EXCERPTED DATA

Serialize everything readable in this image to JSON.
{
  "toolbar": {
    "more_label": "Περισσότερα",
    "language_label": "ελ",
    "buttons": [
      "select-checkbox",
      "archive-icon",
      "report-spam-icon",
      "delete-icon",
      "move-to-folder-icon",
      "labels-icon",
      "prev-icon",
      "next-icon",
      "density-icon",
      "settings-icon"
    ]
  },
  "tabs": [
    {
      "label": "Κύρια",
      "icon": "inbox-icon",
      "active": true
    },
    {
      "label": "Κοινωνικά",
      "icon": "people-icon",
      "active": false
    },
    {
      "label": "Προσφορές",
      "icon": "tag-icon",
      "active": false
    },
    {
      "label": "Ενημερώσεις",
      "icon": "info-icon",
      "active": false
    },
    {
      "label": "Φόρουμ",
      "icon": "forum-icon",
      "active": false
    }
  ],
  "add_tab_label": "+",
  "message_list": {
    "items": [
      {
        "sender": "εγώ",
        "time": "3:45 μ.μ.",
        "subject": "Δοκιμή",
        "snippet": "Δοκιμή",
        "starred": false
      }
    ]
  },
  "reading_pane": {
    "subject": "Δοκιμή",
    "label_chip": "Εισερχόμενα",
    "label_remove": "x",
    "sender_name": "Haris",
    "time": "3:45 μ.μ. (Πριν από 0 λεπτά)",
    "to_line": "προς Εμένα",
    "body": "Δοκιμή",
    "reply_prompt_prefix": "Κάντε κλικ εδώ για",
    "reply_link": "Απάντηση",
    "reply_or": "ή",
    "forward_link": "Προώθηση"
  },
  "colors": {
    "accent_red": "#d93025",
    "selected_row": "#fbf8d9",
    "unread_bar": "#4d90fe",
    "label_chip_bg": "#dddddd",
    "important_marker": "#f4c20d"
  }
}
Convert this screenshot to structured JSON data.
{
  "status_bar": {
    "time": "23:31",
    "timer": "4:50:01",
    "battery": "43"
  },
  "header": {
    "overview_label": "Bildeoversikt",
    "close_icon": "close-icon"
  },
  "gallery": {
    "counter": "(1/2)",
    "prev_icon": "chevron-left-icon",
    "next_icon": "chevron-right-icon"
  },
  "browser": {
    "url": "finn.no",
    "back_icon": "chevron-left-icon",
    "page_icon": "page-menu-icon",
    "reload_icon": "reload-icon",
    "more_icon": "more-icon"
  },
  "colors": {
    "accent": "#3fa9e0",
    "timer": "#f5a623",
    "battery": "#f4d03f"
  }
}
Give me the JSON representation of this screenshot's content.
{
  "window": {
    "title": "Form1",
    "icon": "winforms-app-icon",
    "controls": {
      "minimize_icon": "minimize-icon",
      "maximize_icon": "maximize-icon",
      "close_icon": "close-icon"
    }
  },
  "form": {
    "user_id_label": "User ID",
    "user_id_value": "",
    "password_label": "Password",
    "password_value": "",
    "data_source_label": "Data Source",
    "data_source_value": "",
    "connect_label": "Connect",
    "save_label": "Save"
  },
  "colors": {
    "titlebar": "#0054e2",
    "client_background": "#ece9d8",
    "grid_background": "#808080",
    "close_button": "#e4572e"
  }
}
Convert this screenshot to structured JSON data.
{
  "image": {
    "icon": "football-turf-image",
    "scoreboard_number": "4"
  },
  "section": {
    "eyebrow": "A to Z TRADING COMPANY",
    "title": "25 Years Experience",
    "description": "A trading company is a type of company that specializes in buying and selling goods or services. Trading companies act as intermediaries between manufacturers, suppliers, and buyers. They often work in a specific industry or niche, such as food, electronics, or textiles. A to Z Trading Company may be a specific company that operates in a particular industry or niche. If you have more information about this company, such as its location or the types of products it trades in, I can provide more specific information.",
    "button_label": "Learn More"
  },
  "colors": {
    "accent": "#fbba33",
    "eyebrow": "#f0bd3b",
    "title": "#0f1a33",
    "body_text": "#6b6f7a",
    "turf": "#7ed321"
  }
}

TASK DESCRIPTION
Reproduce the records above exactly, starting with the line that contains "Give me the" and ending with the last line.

FINISHED TASK
Give me the JSON representation of this screenshot's content.
{
  "window": {
    "title": "Form1",
    "icon": "winforms-app-icon",
    "controls": {
      "minimize_icon": "minimize-icon",
      "maximize_icon": "maximize-icon",
      "close_icon": "close-icon"
    }
  },
  "form": {
    "user_id_label": "User ID",
    "user_id_value": "",
    "password_label": "Password",
    "password_value": "",
    "data_source_label": "Data Source",
    "data_source_value": "",
    "connect_label": "Connect",
    "save_label": "Save"
  },
  "colors": {
    "titlebar": "#0054e2",
    "client_background": "#ece9d8",
    "grid_background": "#808080",
    "close_button": "#e4572e"
  }
}
Convert this screenshot to structured JSON data.
{
  "image": {
    "icon": "football-turf-image",
    "scoreboard_number": "4"
  },
  "section": {
    "eyebrow": "A to Z TRADING COMPANY",
    "title": "25 Years Experience",
    "description": "A trading company is a type of company that specializes in buying and selling goods or services. Trading companies act as intermediaries between manufacturers, suppliers, and buyers. They often work in a specific industry or niche, such as food, electronics, or textiles. A to Z Trading Company may be a specific company that operates in a particular industry or niche. If you have more information about this company, such as its location or the types of products it trades in, I can provide more specific information.",
    "button_label": "Learn More"
  },
  "colors": {
    "accent": "#fbba33",
    "eyebrow": "#f0bd3b",
    "title": "#0f1a33",
    "body_text": "#6b6f7a",
    "turf": "#7ed321"
  }
}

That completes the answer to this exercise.